[Excerpts from an interface dataset]
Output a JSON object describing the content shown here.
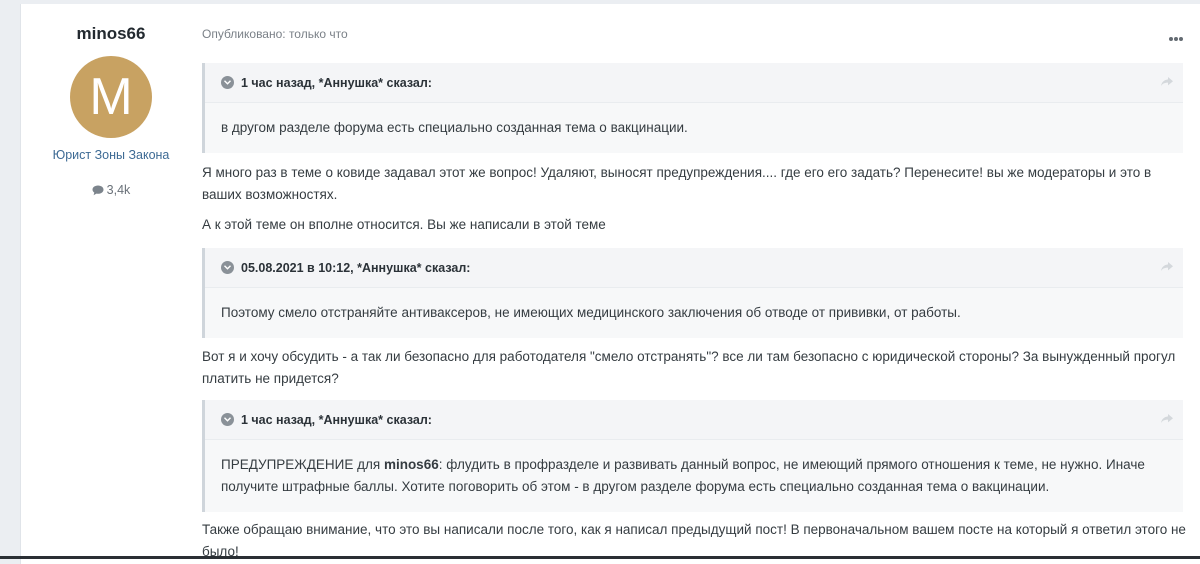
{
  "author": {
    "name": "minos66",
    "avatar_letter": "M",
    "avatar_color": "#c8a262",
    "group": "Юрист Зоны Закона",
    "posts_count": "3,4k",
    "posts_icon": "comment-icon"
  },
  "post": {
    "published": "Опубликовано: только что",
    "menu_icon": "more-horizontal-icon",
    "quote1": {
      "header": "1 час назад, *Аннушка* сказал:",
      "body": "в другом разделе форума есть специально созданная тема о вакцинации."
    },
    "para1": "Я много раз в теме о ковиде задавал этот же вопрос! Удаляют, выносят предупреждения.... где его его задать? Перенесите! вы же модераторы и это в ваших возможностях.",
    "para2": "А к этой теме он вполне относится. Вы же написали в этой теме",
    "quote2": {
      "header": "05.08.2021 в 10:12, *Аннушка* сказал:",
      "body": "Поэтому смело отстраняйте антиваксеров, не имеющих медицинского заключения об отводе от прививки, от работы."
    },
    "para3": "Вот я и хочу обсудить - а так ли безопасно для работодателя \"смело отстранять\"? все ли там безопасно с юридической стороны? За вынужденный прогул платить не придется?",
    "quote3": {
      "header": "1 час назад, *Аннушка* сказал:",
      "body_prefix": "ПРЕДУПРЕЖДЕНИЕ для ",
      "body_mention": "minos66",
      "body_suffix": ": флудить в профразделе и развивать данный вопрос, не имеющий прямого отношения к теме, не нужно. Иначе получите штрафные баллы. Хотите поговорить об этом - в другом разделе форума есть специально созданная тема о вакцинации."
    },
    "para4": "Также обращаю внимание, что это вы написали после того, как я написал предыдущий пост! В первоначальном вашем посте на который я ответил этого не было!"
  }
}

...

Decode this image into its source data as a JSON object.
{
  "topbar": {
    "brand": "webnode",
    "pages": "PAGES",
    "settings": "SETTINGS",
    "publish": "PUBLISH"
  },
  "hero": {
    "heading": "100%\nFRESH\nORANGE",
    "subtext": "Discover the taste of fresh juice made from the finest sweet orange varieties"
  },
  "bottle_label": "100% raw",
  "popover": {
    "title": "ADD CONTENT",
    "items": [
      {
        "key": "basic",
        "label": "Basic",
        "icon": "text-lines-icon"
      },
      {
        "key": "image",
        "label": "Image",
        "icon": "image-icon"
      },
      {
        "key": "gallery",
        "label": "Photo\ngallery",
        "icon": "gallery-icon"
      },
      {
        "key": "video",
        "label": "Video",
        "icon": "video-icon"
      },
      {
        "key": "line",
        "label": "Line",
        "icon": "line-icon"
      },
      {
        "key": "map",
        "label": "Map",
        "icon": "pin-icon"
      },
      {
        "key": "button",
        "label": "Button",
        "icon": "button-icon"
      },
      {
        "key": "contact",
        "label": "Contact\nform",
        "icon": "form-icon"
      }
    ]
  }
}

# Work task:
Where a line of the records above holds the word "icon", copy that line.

# Response for this exercise:
    "posts_icon": "comment-icon"
    "menu_icon": "more-horizontal-icon",
        "icon": "text-lines-icon"
        "icon": "image-icon"
        "icon": "gallery-icon"
        "icon": "video-icon"
        "icon": "line-icon"
        "icon": "pin-icon"
        "icon": "button-icon"
        "icon": "form-icon"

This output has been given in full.